### YOUR TASK:
Report each line of the entries below that has the word "created" in it.

BEGIN RECORDS TO USE

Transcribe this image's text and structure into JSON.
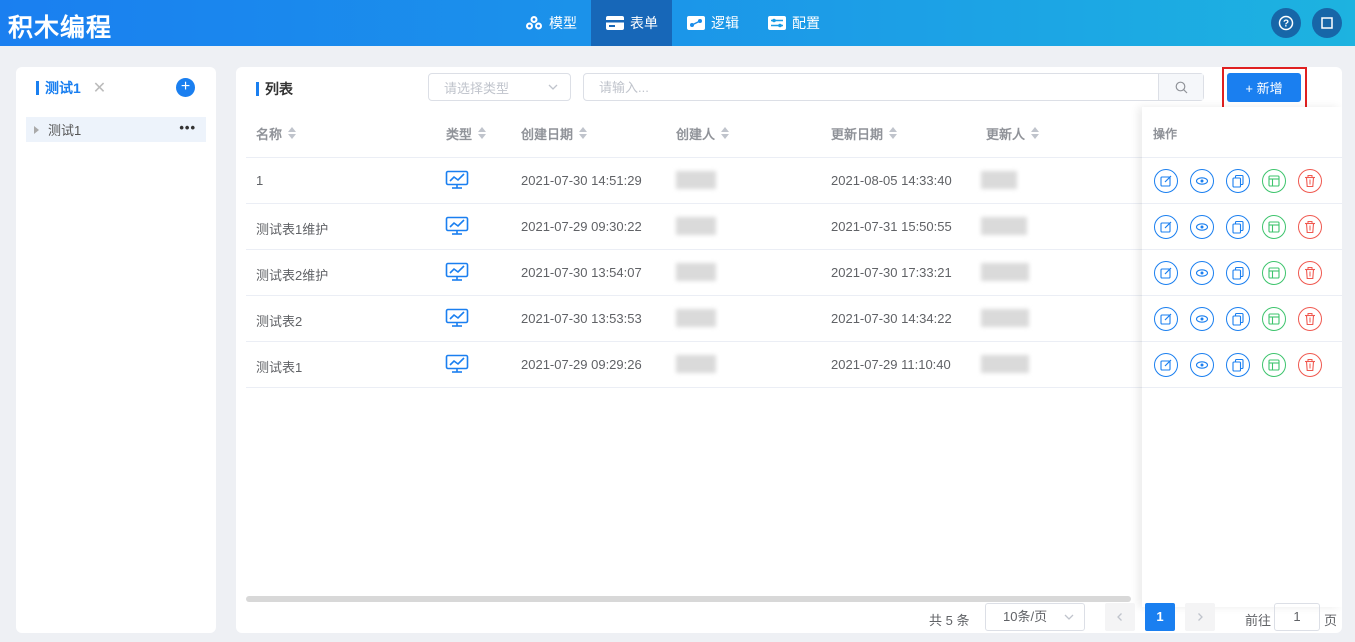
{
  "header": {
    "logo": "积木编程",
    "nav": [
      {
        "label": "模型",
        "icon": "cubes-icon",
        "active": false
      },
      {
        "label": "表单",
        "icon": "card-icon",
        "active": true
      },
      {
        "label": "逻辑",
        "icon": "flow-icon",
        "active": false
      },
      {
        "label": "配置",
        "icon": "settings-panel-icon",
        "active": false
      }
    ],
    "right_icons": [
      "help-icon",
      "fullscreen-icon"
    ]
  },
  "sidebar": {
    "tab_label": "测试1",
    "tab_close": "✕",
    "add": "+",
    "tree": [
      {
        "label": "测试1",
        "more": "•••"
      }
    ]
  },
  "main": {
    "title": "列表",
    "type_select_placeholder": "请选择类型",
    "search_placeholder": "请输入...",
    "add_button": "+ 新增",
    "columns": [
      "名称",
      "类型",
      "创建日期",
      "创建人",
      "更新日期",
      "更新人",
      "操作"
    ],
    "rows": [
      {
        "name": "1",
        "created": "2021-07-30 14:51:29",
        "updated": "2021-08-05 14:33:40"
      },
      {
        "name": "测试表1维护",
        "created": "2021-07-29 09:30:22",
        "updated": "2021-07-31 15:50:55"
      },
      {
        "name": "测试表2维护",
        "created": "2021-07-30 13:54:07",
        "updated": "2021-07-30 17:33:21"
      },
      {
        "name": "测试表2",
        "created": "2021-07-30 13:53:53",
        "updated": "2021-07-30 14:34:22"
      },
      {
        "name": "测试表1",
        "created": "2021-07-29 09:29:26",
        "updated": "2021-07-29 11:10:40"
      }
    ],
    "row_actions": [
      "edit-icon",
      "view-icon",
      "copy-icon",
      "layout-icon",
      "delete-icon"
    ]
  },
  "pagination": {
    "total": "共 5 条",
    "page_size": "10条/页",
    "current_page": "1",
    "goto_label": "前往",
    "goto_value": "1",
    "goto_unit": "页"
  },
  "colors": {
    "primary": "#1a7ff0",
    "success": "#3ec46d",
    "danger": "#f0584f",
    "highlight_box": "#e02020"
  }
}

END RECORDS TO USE

### ANSWER SECTION:
        "created": "2021-07-30 14:51:29",
        "created": "2021-07-29 09:30:22",
        "created": "2021-07-30 13:54:07",
        "created": "2021-07-30 13:53:53",
        "created": "2021-07-29 09:29:26",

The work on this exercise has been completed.